For some time now the received wisdom has been that if any terrorist attack was to take place in the United Kingdom it would have been conducted by someone affiliated to the Islamic State of Iraq and the Levant ISIL or Dā’ish as political leaders now prefer to call them. Events in Paris have changed that discourse.
Under pressure from drone attacks mounted by the United States and by military operations designed to reduce their freedom of manoeuvre Al Qaeda’s leader has been thought to be on the verge of annihilation. Certainly it was thought that its ability to plan and conduct terrorist attacks in the west had been thought to have been reduced to almost zero. It is some time now since Al Qaeda could claim an attack as its own. The heady days of fame post September 11 were thought to have been long gone. For some American military and political leaders Al Qaeda was a shadow of its former self.
The imminent demise of Al Qaeda has been signalled on a number of occasions. Various obituaries had been written that had tracked the organisation from its creation in Pakistan as a means of challenging the Soviet occupation in Afghanistan to the various failed attempts to conduct attacks in the west. In the last few years western intelligence agencies had seemed to have Al Qaeda under some kind of magic eye. Every time they tried to move they failed. Their much vaunted desire to achieve three September 11 attacks a year in the west had long since been lost in the mountain of rhetoric that has since emerged.
But Al Qaeda has shown itself on many occasions to be a resilient organisation. Perhaps Osama Bin Laden’s degree in business studies had given him insights into how to build a robust organisation that could survive his passing. Certainly the move towards creating over seventy franchises spanning a geographical area from the Western Sahara to South East Asia gave Al Qaeda some ability to resist the attentions of western intelligence agencies. So frustrated did they become at one point with the difficulties of trying to defeat Al Qaeda that the phrase multi-headed Hydra became adopted as a metaphor for its structure. Drawing on Greek mythology may seem odd but the idea of an organisation that was able to function no matter which head was cut-off seemed a good analogy.

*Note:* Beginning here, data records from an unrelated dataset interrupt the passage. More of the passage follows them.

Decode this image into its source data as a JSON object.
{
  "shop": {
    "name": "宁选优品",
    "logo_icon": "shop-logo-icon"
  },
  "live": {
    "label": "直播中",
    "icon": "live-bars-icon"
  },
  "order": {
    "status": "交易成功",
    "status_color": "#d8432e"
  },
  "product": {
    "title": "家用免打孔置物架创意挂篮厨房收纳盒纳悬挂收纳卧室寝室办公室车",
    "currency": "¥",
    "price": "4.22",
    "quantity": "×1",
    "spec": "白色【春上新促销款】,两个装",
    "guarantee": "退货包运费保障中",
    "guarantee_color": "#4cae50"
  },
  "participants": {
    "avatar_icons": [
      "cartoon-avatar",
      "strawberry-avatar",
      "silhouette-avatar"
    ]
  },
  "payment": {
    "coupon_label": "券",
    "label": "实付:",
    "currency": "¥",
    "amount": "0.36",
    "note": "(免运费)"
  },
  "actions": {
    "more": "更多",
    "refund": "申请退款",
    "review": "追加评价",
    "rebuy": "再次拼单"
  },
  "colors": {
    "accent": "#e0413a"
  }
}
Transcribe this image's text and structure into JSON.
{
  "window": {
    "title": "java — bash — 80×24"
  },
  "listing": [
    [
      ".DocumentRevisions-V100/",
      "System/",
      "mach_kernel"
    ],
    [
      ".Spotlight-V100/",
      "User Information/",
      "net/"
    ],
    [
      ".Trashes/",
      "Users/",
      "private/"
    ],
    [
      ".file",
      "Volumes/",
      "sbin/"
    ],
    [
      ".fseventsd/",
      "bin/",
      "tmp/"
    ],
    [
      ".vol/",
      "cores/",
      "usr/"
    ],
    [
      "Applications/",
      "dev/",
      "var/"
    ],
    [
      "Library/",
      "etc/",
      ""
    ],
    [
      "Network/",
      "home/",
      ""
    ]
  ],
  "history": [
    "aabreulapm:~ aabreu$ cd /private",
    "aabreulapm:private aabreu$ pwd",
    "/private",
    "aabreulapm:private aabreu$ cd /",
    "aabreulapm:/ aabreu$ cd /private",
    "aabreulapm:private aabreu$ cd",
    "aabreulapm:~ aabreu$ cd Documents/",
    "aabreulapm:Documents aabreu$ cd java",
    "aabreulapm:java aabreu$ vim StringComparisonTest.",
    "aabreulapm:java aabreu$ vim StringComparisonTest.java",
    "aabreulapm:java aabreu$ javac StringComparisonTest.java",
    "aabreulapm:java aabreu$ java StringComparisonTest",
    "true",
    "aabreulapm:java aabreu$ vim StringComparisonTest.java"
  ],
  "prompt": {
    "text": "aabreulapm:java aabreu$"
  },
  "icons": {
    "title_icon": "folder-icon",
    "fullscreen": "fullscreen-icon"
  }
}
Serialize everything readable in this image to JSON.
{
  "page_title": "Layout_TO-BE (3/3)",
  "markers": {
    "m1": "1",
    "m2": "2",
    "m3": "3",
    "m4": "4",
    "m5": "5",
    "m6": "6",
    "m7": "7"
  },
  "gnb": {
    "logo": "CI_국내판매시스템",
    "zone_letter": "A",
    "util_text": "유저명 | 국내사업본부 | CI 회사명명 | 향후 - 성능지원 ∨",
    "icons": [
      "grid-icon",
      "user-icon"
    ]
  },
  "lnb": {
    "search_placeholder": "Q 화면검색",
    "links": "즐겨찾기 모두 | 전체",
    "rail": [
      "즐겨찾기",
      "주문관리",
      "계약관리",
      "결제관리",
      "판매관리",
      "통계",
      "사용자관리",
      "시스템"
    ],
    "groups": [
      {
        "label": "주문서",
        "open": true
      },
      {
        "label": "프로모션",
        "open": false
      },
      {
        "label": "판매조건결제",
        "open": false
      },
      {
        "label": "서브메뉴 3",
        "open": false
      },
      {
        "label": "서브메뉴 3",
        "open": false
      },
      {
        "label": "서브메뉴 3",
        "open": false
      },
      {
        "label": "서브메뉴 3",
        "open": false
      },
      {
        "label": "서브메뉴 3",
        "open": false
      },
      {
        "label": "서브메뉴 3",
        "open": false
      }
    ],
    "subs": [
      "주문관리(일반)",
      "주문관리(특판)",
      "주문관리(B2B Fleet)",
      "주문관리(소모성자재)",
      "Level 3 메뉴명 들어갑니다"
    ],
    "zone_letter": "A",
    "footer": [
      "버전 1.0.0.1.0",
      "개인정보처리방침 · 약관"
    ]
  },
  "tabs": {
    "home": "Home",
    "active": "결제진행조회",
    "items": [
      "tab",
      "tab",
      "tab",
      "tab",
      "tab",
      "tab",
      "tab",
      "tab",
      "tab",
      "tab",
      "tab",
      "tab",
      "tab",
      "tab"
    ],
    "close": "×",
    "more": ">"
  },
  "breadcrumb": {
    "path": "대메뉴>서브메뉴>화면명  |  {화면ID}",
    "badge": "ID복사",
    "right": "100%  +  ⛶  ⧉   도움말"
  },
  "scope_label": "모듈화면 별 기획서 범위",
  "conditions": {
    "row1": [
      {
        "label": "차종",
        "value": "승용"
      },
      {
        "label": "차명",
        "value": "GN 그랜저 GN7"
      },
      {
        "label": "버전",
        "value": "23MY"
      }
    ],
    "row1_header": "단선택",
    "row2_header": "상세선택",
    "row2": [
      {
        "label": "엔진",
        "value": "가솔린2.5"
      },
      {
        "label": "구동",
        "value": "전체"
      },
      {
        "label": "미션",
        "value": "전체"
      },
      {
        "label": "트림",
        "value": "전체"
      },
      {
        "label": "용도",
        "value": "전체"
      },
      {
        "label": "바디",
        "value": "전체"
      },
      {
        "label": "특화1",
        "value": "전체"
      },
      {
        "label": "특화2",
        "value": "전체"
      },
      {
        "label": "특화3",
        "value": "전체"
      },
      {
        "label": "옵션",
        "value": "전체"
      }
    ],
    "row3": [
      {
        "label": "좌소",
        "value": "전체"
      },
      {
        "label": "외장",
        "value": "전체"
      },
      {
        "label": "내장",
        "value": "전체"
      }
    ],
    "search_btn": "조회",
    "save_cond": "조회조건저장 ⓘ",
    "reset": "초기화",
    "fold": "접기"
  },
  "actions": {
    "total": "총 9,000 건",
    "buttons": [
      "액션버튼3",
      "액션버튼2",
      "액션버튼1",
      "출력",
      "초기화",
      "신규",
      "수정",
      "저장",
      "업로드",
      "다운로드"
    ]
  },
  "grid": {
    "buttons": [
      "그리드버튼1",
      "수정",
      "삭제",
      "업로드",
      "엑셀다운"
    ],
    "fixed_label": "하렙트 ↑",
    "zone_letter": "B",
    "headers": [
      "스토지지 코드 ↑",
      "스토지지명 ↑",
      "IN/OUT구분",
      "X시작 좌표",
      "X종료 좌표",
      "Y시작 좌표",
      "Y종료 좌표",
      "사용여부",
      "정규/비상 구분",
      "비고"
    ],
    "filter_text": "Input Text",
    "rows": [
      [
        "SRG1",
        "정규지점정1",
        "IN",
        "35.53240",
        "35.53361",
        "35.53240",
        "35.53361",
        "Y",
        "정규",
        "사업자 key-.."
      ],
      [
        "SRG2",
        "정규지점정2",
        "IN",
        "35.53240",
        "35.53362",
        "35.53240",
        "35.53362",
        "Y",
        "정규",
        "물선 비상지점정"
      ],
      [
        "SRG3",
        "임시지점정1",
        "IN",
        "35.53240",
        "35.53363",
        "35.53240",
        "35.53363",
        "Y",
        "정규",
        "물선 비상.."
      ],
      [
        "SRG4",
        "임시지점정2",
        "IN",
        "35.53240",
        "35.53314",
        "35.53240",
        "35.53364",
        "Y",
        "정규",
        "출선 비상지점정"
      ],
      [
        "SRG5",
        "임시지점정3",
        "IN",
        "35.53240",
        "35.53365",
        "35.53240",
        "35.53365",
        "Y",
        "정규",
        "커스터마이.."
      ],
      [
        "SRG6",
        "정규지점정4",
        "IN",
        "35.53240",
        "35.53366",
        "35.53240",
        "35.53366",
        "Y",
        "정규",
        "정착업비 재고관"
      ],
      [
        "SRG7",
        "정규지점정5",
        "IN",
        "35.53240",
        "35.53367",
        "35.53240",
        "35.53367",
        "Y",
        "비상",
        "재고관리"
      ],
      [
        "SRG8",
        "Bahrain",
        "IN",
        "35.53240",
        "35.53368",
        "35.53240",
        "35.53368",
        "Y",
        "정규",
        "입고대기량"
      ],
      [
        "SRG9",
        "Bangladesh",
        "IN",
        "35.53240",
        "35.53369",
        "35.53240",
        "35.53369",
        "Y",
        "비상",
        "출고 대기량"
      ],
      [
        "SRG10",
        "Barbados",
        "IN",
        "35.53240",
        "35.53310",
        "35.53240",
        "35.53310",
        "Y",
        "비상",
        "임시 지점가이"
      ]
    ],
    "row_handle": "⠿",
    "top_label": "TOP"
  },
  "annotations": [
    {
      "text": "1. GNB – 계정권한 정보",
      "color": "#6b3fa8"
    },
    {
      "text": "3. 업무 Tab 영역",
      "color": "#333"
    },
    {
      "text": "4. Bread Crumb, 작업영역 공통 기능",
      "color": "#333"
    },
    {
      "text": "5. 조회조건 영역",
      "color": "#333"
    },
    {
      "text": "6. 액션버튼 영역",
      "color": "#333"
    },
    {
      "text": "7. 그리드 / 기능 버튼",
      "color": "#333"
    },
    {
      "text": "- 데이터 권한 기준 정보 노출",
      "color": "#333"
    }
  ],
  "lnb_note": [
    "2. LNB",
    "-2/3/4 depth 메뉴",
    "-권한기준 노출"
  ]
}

Enormity of the task
The Americans went a little further in describing the efforts to defeat Al Qaeda as being like the problem of trying to ‘whack a mole’. Every time one of the mole hills was attacked another one would emerge somewhere else. The only problem with this vision is that it was not simply in the back garden. It was across the globe. Al Qaeda was a franchise that spanned the planet. One of these came close to toppling the government in Mali until the French intervened in January 2013. The sheer scale of the French response was sufficient to tip the balance and to prevent the capital of Mali from falling. Since then the groups involved have remained under sustained pressure operating from enclaves in southern Algeria and Libya. This has significantly reduced their military effectiveness and they are now limited to the occasional attack on United Nations forces operating in northern Mali.
Despite the enormity of the task involved in trying to defeat this global brand some progress had been made of late. In Somalia the activities of Al Shabab had been curtailed. When terrorist groups come under pressure they often lash out to show they remain relevant. The attack at the Westgate Shopping Centre in Nairobi was as much about Al Shabab’s strengths as its weaknesses. In Pakistan the major land operation mounted by the Pakistani Army with support from its air force has driven those surviving core leaders of Al Qaeda further into the depth of the Federally Administered Tribal areas away from their previous stronghold in North Waziristan, with some reporting to be trying to regroup in Mane Kumar.
In anticipation of the Pakistani effort reporting has emerged suggesting that the leader of Al Qaeda Dr Ayman al-Zawahiri had ordered some of his most important commanders and expert bomb makers to leave their various sanctuaries and to meet up in Syria. This, it has been suggested, was going to be a launch pad – possibly via Turkey – for a new wave of Al Qaeda attacks in the west. These would, once again, disprove the theory that Al Qaeda was a group beyond its sell-by date. So worried were the Americans by this development that on the first night of their military operations directed primarily against Dā’ish in Iraq to try and halt its advance towards Baghdad that it sent its most advanced aircraft, the F-22, into Syria to bomb this new grouping of Al Qaeda leaders which is called the Khorasan Group.
While the Americans focused on this new group in Syria and their potential to move quickly to attack the west Al Qaeda’s most resilient franchise continued its activities. Despite the reversals in Somalia, Mali and Pakistan Al Qaeda’s franchise in Yemen has remained effective. The situation in Yemen is more complicated than elsewhere and the Yemeni Army has had to dilute its efforts against two secessionist movements as well as Al Qaeda.
In such an environment the AQAP franchise has been able to function even though it too has lost a number of its key leaders in drone strikes mounted by the United States. It was therefore almost inevitable that if Al Qaeda was to be able to mount a spectacular attack in the west it would have been AQAP that would have been behind it. Sadly the events in Paris have shown that the enduring problem of Al Qaeda has not gone away. Far from being consigned to history Al Qaeda is alive and quite able to plan further attacks in the west.